When you consider the huge increase in one-parent homes and even homes with both parents working so much that they can’t properly teach their kids, this is a good thing.
EverFi first started using its Haven online testing tool in schools in Massachusetts in 2000, and by 2013 there were 350 universities using it. This is the program that most UM students will be taking for the new alcohol awareness programs.
The company had but a few employees in the beginning but grew to 100 over a short time, reaching millions of students through their online programs. By 2011 their programs were being used in 3,000 high schools across the country.
EverFi is really working in lower-income areas, therefore, and there’s no tax-base to support what they’re doing. They get around this by getting a large part of their funding from corporations and other generous givers.
In 2012 they got a serious boost when some major players in the country’s leading tech companies got together and gave the growing company $10 million, bringing its cash reserves up to $21 million.
The whole idea was that EverFi would combat alcohol consumption and cyberbullying among teens, as well as teach them some basic financial literacy. Jeff Bezos of Amazon and Eric Schmidt of Google were early proponents.
That extra cash helped them expand and gain more attention. They acquired education company Outside The Classroom in 2011, rolling them into their operations.

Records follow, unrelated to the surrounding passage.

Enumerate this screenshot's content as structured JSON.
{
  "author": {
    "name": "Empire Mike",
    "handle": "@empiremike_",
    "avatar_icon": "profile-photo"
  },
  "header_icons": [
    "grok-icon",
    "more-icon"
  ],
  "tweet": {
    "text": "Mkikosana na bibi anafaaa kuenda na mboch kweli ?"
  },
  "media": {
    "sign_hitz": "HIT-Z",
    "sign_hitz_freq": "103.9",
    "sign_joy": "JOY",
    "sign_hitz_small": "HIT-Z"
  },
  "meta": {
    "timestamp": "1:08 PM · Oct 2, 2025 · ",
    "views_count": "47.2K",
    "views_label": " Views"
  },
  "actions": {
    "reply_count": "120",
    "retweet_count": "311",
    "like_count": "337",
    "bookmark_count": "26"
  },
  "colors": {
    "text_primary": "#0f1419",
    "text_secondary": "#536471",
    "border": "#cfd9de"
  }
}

In 2013 EverFi partnered with Washington Federal and the United Way to teach Las Vegas school kids the basics of finance.
The company is of course expanding as it gets this influx of funding, and hefty contracts from places like UM. This past June EverFi was hiring for management, engineering and research for their Georgetown headquarters, close to all that federal money.

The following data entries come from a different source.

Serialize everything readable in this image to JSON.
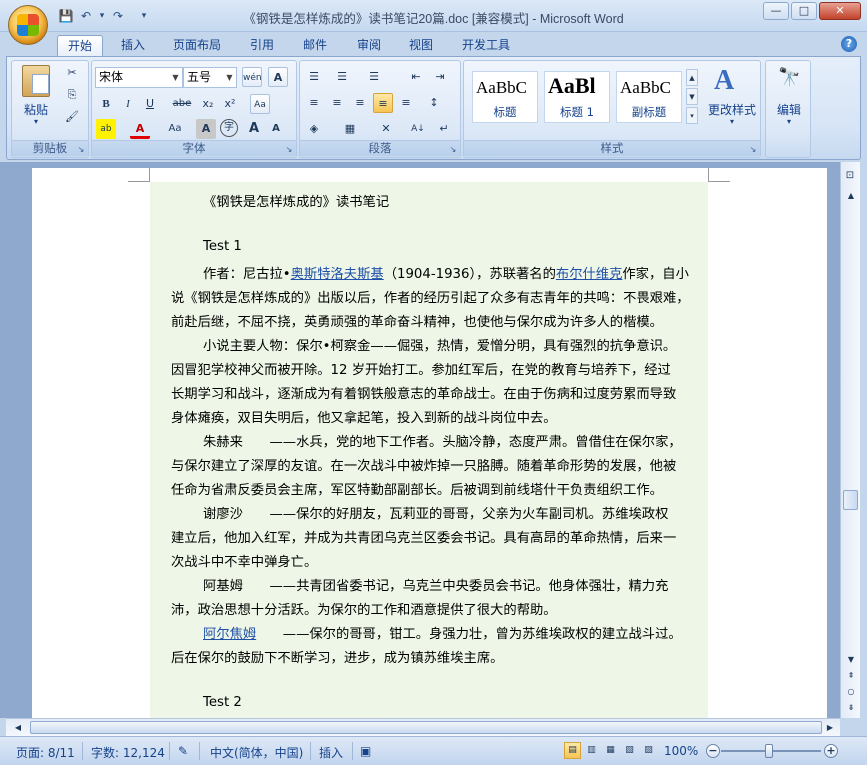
{
  "window": {
    "title": "《钢铁是怎样炼成的》读书笔记20篇.doc [兼容模式] - Microsoft Word",
    "minimize": "—",
    "maximize": "□",
    "close": "✕"
  },
  "quick_access": {
    "save_icon": "💾",
    "undo_icon": "↶",
    "undo_drop": "▾",
    "redo_icon": "↷",
    "customize_icon": "▾"
  },
  "tabs": [
    {
      "label": "开始",
      "active": true
    },
    {
      "label": "插入"
    },
    {
      "label": "页面布局"
    },
    {
      "label": "引用"
    },
    {
      "label": "邮件"
    },
    {
      "label": "审阅"
    },
    {
      "label": "视图"
    },
    {
      "label": "开发工具"
    }
  ],
  "help": "?",
  "ribbon": {
    "clipboard": {
      "label": "剪贴板",
      "paste": "粘贴",
      "paste_drop": "▾",
      "cut": "✂",
      "copy": "⎘",
      "format_painter": "🖌"
    },
    "font": {
      "label": "字体",
      "font_name": "宋体",
      "font_size": "五号",
      "phonetic": "wén",
      "border_char": "A",
      "bold": "B",
      "italic": "I",
      "underline": "U",
      "strike": "abe",
      "subscript": "x₂",
      "superscript": "x²",
      "clear_format": "Aa",
      "highlight": "ab",
      "font_color": "A",
      "change_case": "Aa",
      "char_shading": "A",
      "enclose": "字",
      "grow": "A",
      "shrink": "A"
    },
    "paragraph": {
      "label": "段落",
      "bullets": "☰",
      "numbering": "☰",
      "multilevel": "☰",
      "dec_indent": "⇤",
      "inc_indent": "⇥",
      "align_left": "≡",
      "center": "≡",
      "align_right": "≡",
      "justify": "≡",
      "distribute": "≡",
      "line_spacing": "↕",
      "shading": "◈",
      "borders": "▦",
      "asian_layout": "✕",
      "sort": "A↓",
      "show_marks": "↵"
    },
    "styles": {
      "label": "样式",
      "items": [
        {
          "sample": "AaBbC",
          "name": "标题"
        },
        {
          "sample": "AaBl",
          "name": "标题 1"
        },
        {
          "sample": "AaBbC",
          "name": "副标题"
        }
      ],
      "change_styles": "更改样式",
      "change_styles_icon": "A"
    },
    "editing": {
      "label": "编辑",
      "icon": "🔭"
    }
  },
  "document": {
    "title_line": "《钢铁是怎样炼成的》读书笔记",
    "test1": "Test 1",
    "author_prefix": "作者：尼古拉•",
    "author_link": "奥斯特洛夫斯基",
    "author_mid": "（1904-1936），苏联著名的",
    "author_link2": "布尔什维克",
    "author_suffix": "作家，自小",
    "p1_l2": "说《钢铁是怎样炼成的》出版以后，作者的经历引起了众多有志青年的共鸣：不畏艰难，",
    "p1_l3": "前赴后继，不屈不挠，英勇顽强的革命奋斗精神，也使他与保尔成为许多人的楷模。",
    "p2_l1": "小说主要人物：保尔•柯察金——倔强，热情，爱憎分明，具有强烈的抗争意识。",
    "p2_l2": "因冒犯学校神父而被开除。12 岁开始打工。参加红军后，在党的教育与培养下，经过",
    "p2_l3": "长期学习和战斗，逐渐成为有着钢铁般意志的革命战士。在由于伤病和过度劳累而导致",
    "p2_l4": "身体瘫痪，双目失明后，他又拿起笔，投入到新的战斗岗位中去。",
    "p3_l1": "朱赫来　　——水兵，党的地下工作者。头脑冷静，态度严肃。曾借住在保尔家，",
    "p3_l2": "与保尔建立了深厚的友谊。在一次战斗中被炸掉一只胳膊。随着革命形势的发展，他被",
    "p3_l3": "任命为省肃反委员会主席，军区特勤部副部长。后被调到前线塔什干负责组织工作。",
    "p4_l1": "谢廖沙　　——保尔的好朋友，瓦莉亚的哥哥，父亲为火车副司机。苏维埃政权",
    "p4_l2": "建立后，他加入红军，并成为共青团乌克兰区委会书记。具有高昂的革命热情，后来一",
    "p4_l3": "次战斗中不幸中弹身亡。",
    "p5_l1": "阿基姆　　——共青团省委书记，乌克兰中央委员会书记。他身体强壮，精力充",
    "p5_l2": "沛，政治思想十分活跃。为保尔的工作和酒意提供了很大的帮助。",
    "p6_link": "阿尔焦姆",
    "p6_l1_rest": "　　——保尔的哥哥，钳工。身强力壮，曾为苏维埃政权的建立战斗过。",
    "p6_l2": "后在保尔的鼓励下不断学习，进步，成为镇苏维埃主席。",
    "test2": "Test 2"
  },
  "scrollbar": {
    "up": "▲",
    "down": "▼",
    "left": "◀",
    "right": "▶",
    "prev_page": "⇞",
    "select_browse": "○",
    "next_page": "⇟",
    "ruler": "⊡"
  },
  "status": {
    "page": "页面: 8/11",
    "words": "字数: 12,124",
    "proof_icon": "✎",
    "language": "中文(简体，中国)",
    "insert_mode": "插入",
    "macro_icon": "▣",
    "zoom": "100%",
    "zoom_out": "−",
    "zoom_in": "+",
    "views": [
      "▤",
      "▥",
      "▦",
      "▧",
      "▨"
    ]
  }
}
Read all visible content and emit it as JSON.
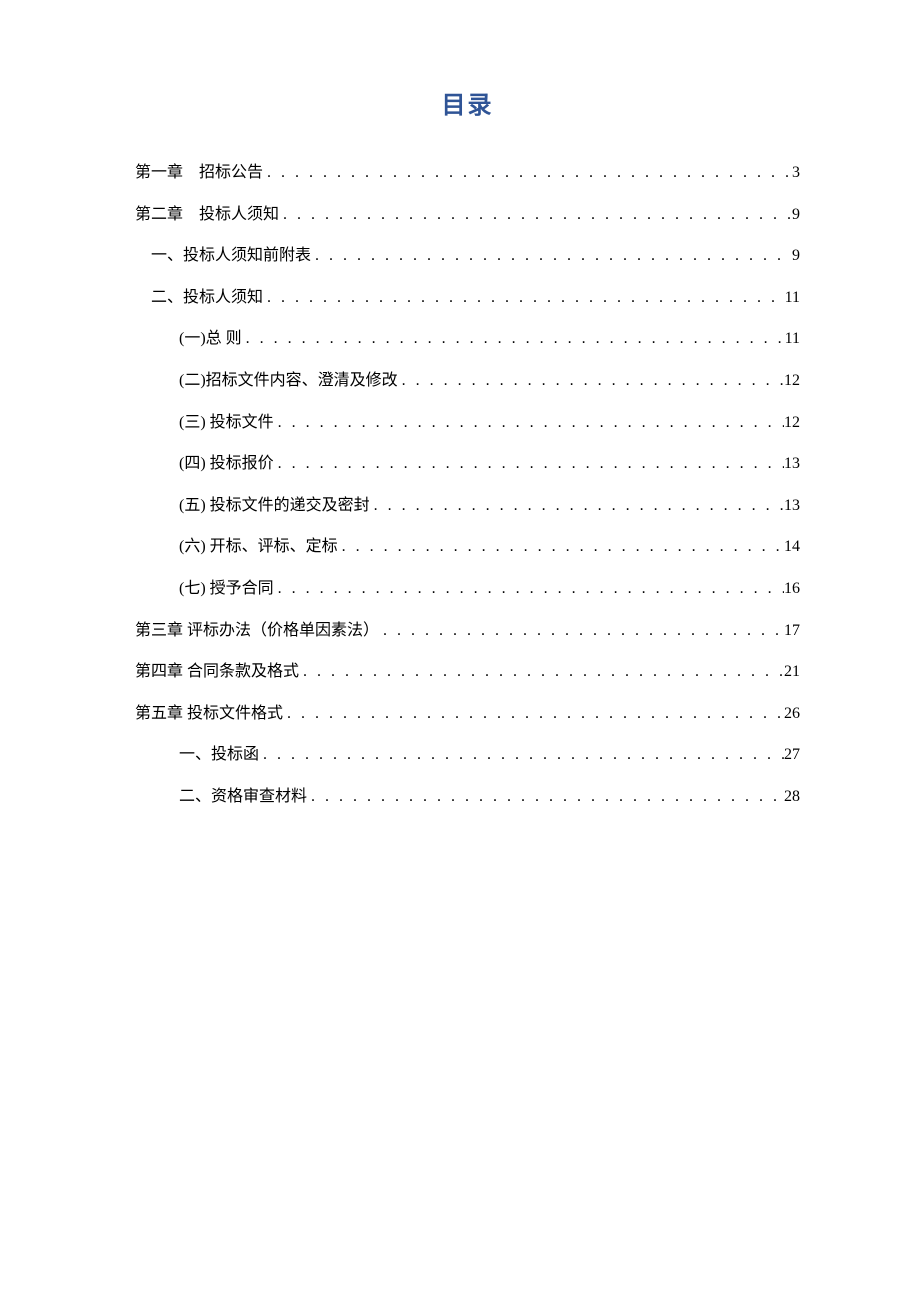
{
  "title": "目录",
  "entries": [
    {
      "level": 0,
      "label": "第一章　招标公告",
      "page": "3"
    },
    {
      "level": 0,
      "label": "第二章　投标人须知",
      "page": "9"
    },
    {
      "level": 1,
      "label": "一、投标人须知前附表",
      "page": "9"
    },
    {
      "level": 1,
      "label": "二、投标人须知",
      "page": "11"
    },
    {
      "level": 2,
      "label": "(一)总 则",
      "page": "11"
    },
    {
      "level": 2,
      "label": "(二)招标文件内容、澄清及修改",
      "page": "12"
    },
    {
      "level": 2,
      "label": "(三) 投标文件",
      "page": "12"
    },
    {
      "level": 2,
      "label": "(四) 投标报价",
      "page": "13"
    },
    {
      "level": 2,
      "label": "(五) 投标文件的递交及密封",
      "page": "13"
    },
    {
      "level": 2,
      "label": "(六) 开标、评标、定标",
      "page": "14"
    },
    {
      "level": 2,
      "label": "(七) 授予合同",
      "page": "16"
    },
    {
      "level": 0,
      "label": "第三章 评标办法（价格单因素法）",
      "page": "17"
    },
    {
      "level": 0,
      "label": "第四章 合同条款及格式",
      "page": "21"
    },
    {
      "level": 0,
      "label": "第五章 投标文件格式",
      "page": "26"
    },
    {
      "level": 2,
      "label": "一、投标函",
      "page": "27"
    },
    {
      "level": 2,
      "label": "二、资格审查材料",
      "page": "28"
    }
  ]
}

BostInno blog took a good look at what EverFi is doing on college campuses in Massachusetts as the 2014 Fall Term ramps up. In the article it’s explained that 40 colleges in the state are using EverFi’s Haven training test, which takes 45 minutes to complete online. The testing software was retooled in 2013 to add in the threat of sexual assaults, giving students an idea of how they can be prevented.
It’s clear EverFi’s expanding as the issue of sexual assaults, alcohol, and college campuses appears in the news more and more. “The first few weeks of college are the highest period for freshmen and sexual assault,” the BostInno article says, “meaning that Everfi pushes administrators on campus to do more and earlier prior to the start of classes.”
I don’t know…one the one hand combating sexual assaults and raising the awareness of the dangers of alcohol is a good thing. On the other hand, I worry companies like EverFi will continually push universities across the country – universities like UM – to use their programs, perhaps in conjunction with the federal government.
I worry that cronyism could take place and that the reliance upon programs like Haven to the exclusion of everything else won’t solve the problem, just create a laughable short-term dilemma students skirt around before heading off to that weekend’s party.
Call my cynical if you will, but no two-part computer test is going to solve the problems that UM has with alcohol, and I bet we’ll be seeing a spate of crimes again this semester.